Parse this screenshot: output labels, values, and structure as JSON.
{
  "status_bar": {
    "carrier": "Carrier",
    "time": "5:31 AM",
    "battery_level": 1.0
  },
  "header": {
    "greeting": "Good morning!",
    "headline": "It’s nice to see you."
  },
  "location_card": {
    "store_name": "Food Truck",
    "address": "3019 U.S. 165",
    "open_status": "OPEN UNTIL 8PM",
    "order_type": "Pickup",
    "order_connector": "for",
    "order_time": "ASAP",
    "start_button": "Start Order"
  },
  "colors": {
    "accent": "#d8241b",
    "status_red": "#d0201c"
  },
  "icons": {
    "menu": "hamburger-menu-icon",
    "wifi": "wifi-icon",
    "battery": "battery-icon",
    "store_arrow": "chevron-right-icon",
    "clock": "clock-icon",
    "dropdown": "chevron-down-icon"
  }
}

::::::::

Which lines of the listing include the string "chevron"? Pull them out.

- _SOLUTION BELOW_
    "store_arrow": "chevron-right-icon",
    "dropdown": "chevron-down-icon"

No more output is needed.